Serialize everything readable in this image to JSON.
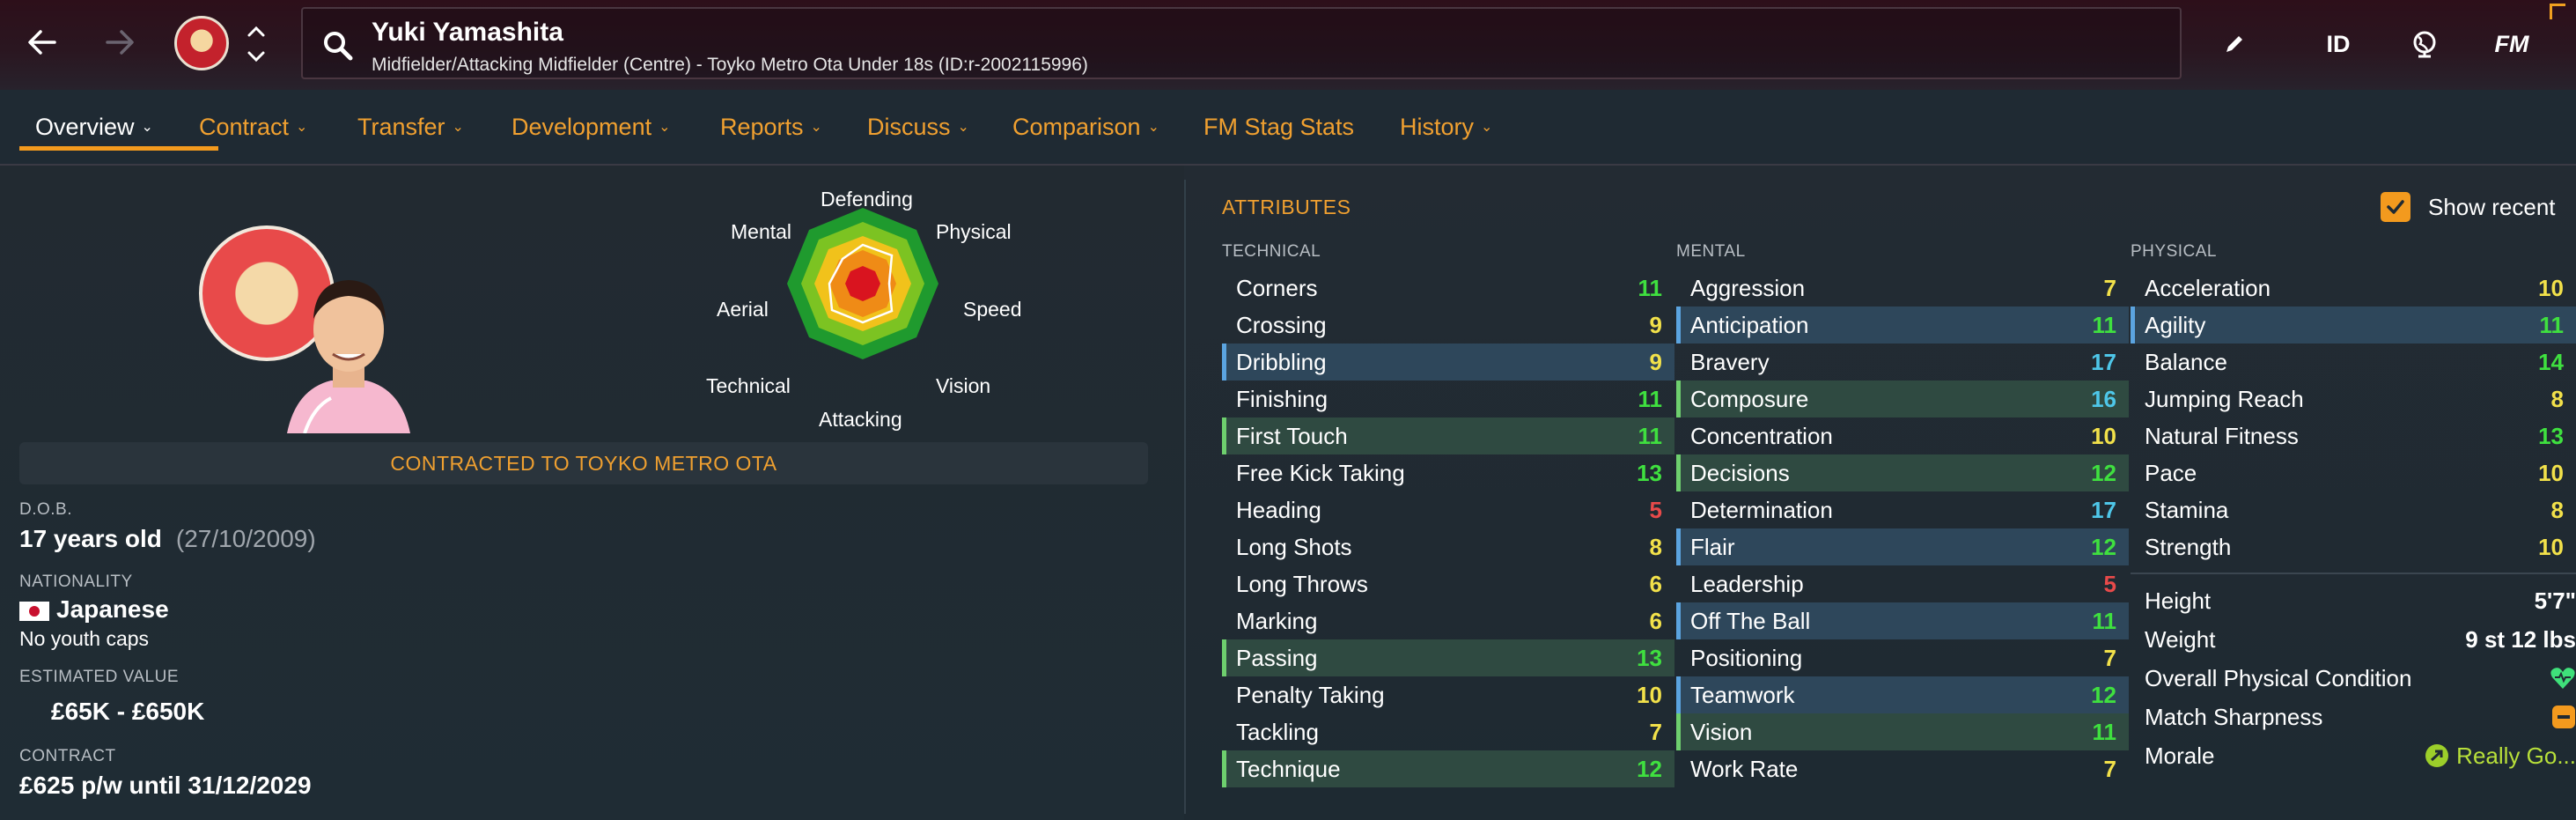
{
  "header": {
    "player_name": "Yuki Yamashita",
    "subtitle": "Midfielder/Attacking Midfielder (Centre) - Toyko Metro Ota Under 18s (ID:r-2002115996)",
    "id_label": "ID",
    "fm_label": "FM"
  },
  "tabs": [
    {
      "label": "Overview",
      "chevron": true
    },
    {
      "label": "Contract",
      "chevron": true
    },
    {
      "label": "Transfer",
      "chevron": true
    },
    {
      "label": "Development",
      "chevron": true
    },
    {
      "label": "Reports",
      "chevron": true
    },
    {
      "label": "Discuss",
      "chevron": true
    },
    {
      "label": "Comparison",
      "chevron": true
    },
    {
      "label": "FM Stag Stats",
      "chevron": false
    },
    {
      "label": "History",
      "chevron": true
    }
  ],
  "radar": {
    "labels": {
      "defending": "Defending",
      "physical": "Physical",
      "speed": "Speed",
      "vision": "Vision",
      "attacking": "Attacking",
      "technical": "Technical",
      "aerial": "Aerial",
      "mental": "Mental"
    }
  },
  "profile": {
    "contract_banner": "CONTRACTED TO TOYKO METRO OTA",
    "dob_label": "D.O.B.",
    "age": "17 years old",
    "dob": "(27/10/2009)",
    "nationality_label": "NATIONALITY",
    "nationality": "Japanese",
    "youth_caps": "No youth caps",
    "value_label": "ESTIMATED VALUE",
    "value": "£65K - £650K",
    "contract_label": "CONTRACT",
    "contract": "£625 p/w until 31/12/2029"
  },
  "attributes": {
    "title": "ATTRIBUTES",
    "show_recent": "Show recent",
    "colors": {
      "high": "#3fe03f",
      "mid": "#f2e14a",
      "low": "#e84a4a",
      "top": "#4ec6e8"
    },
    "technical": {
      "heading": "TECHNICAL",
      "rows": [
        {
          "name": "Corners",
          "value": "11",
          "hl": ""
        },
        {
          "name": "Crossing",
          "value": "9",
          "hl": ""
        },
        {
          "name": "Dribbling",
          "value": "9",
          "hl": "blue"
        },
        {
          "name": "Finishing",
          "value": "11",
          "hl": ""
        },
        {
          "name": "First Touch",
          "value": "11",
          "hl": "green"
        },
        {
          "name": "Free Kick Taking",
          "value": "13",
          "hl": ""
        },
        {
          "name": "Heading",
          "value": "5",
          "hl": ""
        },
        {
          "name": "Long Shots",
          "value": "8",
          "hl": ""
        },
        {
          "name": "Long Throws",
          "value": "6",
          "hl": ""
        },
        {
          "name": "Marking",
          "value": "6",
          "hl": ""
        },
        {
          "name": "Passing",
          "value": "13",
          "hl": "green"
        },
        {
          "name": "Penalty Taking",
          "value": "10",
          "hl": ""
        },
        {
          "name": "Tackling",
          "value": "7",
          "hl": ""
        },
        {
          "name": "Technique",
          "value": "12",
          "hl": "green"
        }
      ]
    },
    "mental": {
      "heading": "MENTAL",
      "rows": [
        {
          "name": "Aggression",
          "value": "7",
          "hl": ""
        },
        {
          "name": "Anticipation",
          "value": "11",
          "hl": "blue"
        },
        {
          "name": "Bravery",
          "value": "17",
          "hl": ""
        },
        {
          "name": "Composure",
          "value": "16",
          "hl": "green"
        },
        {
          "name": "Concentration",
          "value": "10",
          "hl": ""
        },
        {
          "name": "Decisions",
          "value": "12",
          "hl": "green"
        },
        {
          "name": "Determination",
          "value": "17",
          "hl": ""
        },
        {
          "name": "Flair",
          "value": "12",
          "hl": "blue"
        },
        {
          "name": "Leadership",
          "value": "5",
          "hl": ""
        },
        {
          "name": "Off The Ball",
          "value": "11",
          "hl": "blue"
        },
        {
          "name": "Positioning",
          "value": "7",
          "hl": ""
        },
        {
          "name": "Teamwork",
          "value": "12",
          "hl": "blue"
        },
        {
          "name": "Vision",
          "value": "11",
          "hl": "green"
        },
        {
          "name": "Work Rate",
          "value": "7",
          "hl": ""
        }
      ]
    },
    "physical": {
      "heading": "PHYSICAL",
      "rows": [
        {
          "name": "Acceleration",
          "value": "10",
          "hl": ""
        },
        {
          "name": "Agility",
          "value": "11",
          "hl": "blue"
        },
        {
          "name": "Balance",
          "value": "14",
          "hl": ""
        },
        {
          "name": "Jumping Reach",
          "value": "8",
          "hl": ""
        },
        {
          "name": "Natural Fitness",
          "value": "13",
          "hl": ""
        },
        {
          "name": "Pace",
          "value": "10",
          "hl": ""
        },
        {
          "name": "Stamina",
          "value": "8",
          "hl": ""
        },
        {
          "name": "Strength",
          "value": "10",
          "hl": ""
        }
      ],
      "height_label": "Height",
      "height": "5'7\"",
      "weight_label": "Weight",
      "weight": "9 st 12 lbs",
      "condition_label": "Overall Physical Condition",
      "condition_icon": "heart-icon",
      "sharpness_label": "Match Sharpness",
      "sharpness_icon": "minus-badge-icon",
      "morale_label": "Morale",
      "morale": "Really Go..."
    }
  }
}
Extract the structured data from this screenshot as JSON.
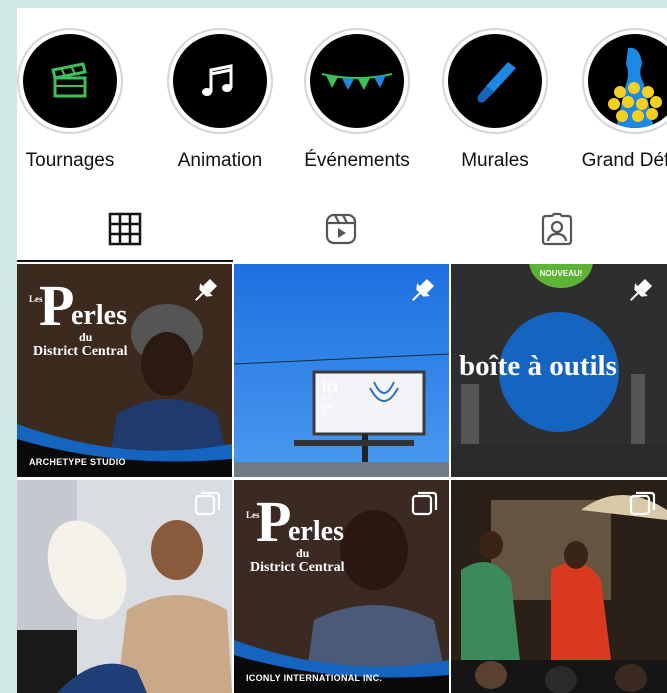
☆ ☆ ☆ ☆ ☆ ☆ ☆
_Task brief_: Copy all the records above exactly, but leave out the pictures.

_Output below_:
Serialize everything readable in this image to JSON.
{
  "header": {
    "player_name": "Yuki Yamashita",
    "subtitle": "Midfielder/Attacking Midfielder (Centre) - Toyko Metro Ota Under 18s (ID:r-2002115996)",
    "id_label": "ID",
    "fm_label": "FM"
  },
  "tabs": [
    {
      "label": "Overview",
      "chevron": true
    },
    {
      "label": "Contract",
      "chevron": true
    },
    {
      "label": "Transfer",
      "chevron": true
    },
    {
      "label": "Development",
      "chevron": true
    },
    {
      "label": "Reports",
      "chevron": true
    },
    {
      "label": "Discuss",
      "chevron": true
    },
    {
      "label": "Comparison",
      "chevron": true
    },
    {
      "label": "FM Stag Stats",
      "chevron": false
    },
    {
      "label": "History",
      "chevron": true
    }
  ],
  "radar": {
    "labels": {
      "defending": "Defending",
      "physical": "Physical",
      "speed": "Speed",
      "vision": "Vision",
      "attacking": "Attacking",
      "technical": "Technical",
      "aerial": "Aerial",
      "mental": "Mental"
    }
  },
  "profile": {
    "contract_banner": "CONTRACTED TO TOYKO METRO OTA",
    "dob_label": "D.O.B.",
    "age": "17 years old",
    "dob": "(27/10/2009)",
    "nationality_label": "NATIONALITY",
    "nationality": "Japanese",
    "youth_caps": "No youth caps",
    "value_label": "ESTIMATED VALUE",
    "value": "£65K - £650K",
    "contract_label": "CONTRACT",
    "contract": "£625 p/w until 31/12/2029"
  },
  "attributes": {
    "title": "ATTRIBUTES",
    "show_recent": "Show recent",
    "colors": {
      "high": "#3fe03f",
      "mid": "#f2e14a",
      "low": "#e84a4a",
      "top": "#4ec6e8"
    },
    "technical": {
      "heading": "TECHNICAL",
      "rows": [
        {
          "name": "Corners",
          "value": "11",
          "hl": ""
        },
        {
          "name": "Crossing",
          "value": "9",
          "hl": ""
        },
        {
          "name": "Dribbling",
          "value": "9",
          "hl": "blue"
        },
        {
          "name": "Finishing",
          "value": "11",
          "hl": ""
        },
        {
          "name": "First Touch",
          "value": "11",
          "hl": "green"
        },
        {
          "name": "Free Kick Taking",
          "value": "13",
          "hl": ""
        },
        {
          "name": "Heading",
          "value": "5",
          "hl": ""
        },
        {
          "name": "Long Shots",
          "value": "8",
          "hl": ""
        },
        {
          "name": "Long Throws",
          "value": "6",
          "hl": ""
        },
        {
          "name": "Marking",
          "value": "6",
          "hl": ""
        },
        {
          "name": "Passing",
          "value": "13",
          "hl": "green"
        },
        {
          "name": "Penalty Taking",
          "value": "10",
          "hl": ""
        },
        {
          "name": "Tackling",
          "value": "7",
          "hl": ""
        },
        {
          "name": "Technique",
          "value": "12",
          "hl": "green"
        }
      ]
    },
    "mental": {
      "heading": "MENTAL",
      "rows": [
        {
          "name": "Aggression",
          "value": "7",
          "hl": ""
        },
        {
          "name": "Anticipation",
          "value": "11",
          "hl": "blue"
        },
        {
          "name": "Bravery",
          "value": "17",
          "hl": ""
        },
        {
          "name": "Composure",
          "value": "16",
          "hl": "green"
        },
        {
          "name": "Concentration",
          "value": "10",
          "hl": ""
        },
        {
          "name": "Decisions",
          "value": "12",
          "hl": "green"
        },
        {
          "name": "Determination",
          "value": "17",
          "hl": ""
        },
        {
          "name": "Flair",
          "value": "12",
          "hl": "blue"
        },
        {
          "name": "Leadership",
          "value": "5",
          "hl": ""
        },
        {
          "name": "Off The Ball",
          "value": "11",
          "hl": "blue"
        },
        {
          "name": "Positioning",
          "value": "7",
          "hl": ""
        },
        {
          "name": "Teamwork",
          "value": "12",
          "hl": "blue"
        },
        {
          "name": "Vision",
          "value": "11",
          "hl": "green"
        },
        {
          "name": "Work Rate",
          "value": "7",
          "hl": ""
        }
      ]
    },
    "physical": {
      "heading": "PHYSICAL",
      "rows": [
        {
          "name": "Acceleration",
          "value": "10",
          "hl": ""
        },
        {
          "name": "Agility",
          "value": "11",
          "hl": "blue"
        },
        {
          "name": "Balance",
          "value": "14",
          "hl": ""
        },
        {
          "name": "Jumping Reach",
          "value": "8",
          "hl": ""
        },
        {
          "name": "Natural Fitness",
          "value": "13",
          "hl": ""
        },
        {
          "name": "Pace",
          "value": "10",
          "hl": ""
        },
        {
          "name": "Stamina",
          "value": "8",
          "hl": ""
        },
        {
          "name": "Strength",
          "value": "10",
          "hl": ""
        }
      ],
      "height_label": "Height",
      "height": "5'7\"",
      "weight_label": "Weight",
      "weight": "9 st 12 lbs",
      "condition_label": "Overall Physical Condition",
      "condition_icon": "heart-icon",
      "sharpness_label": "Match Sharpness",
      "sharpness_icon": "minus-badge-icon",
      "morale_label": "Morale",
      "morale": "Really Go..."
    }
  }
}
Extract the structured data from this screenshot as JSON.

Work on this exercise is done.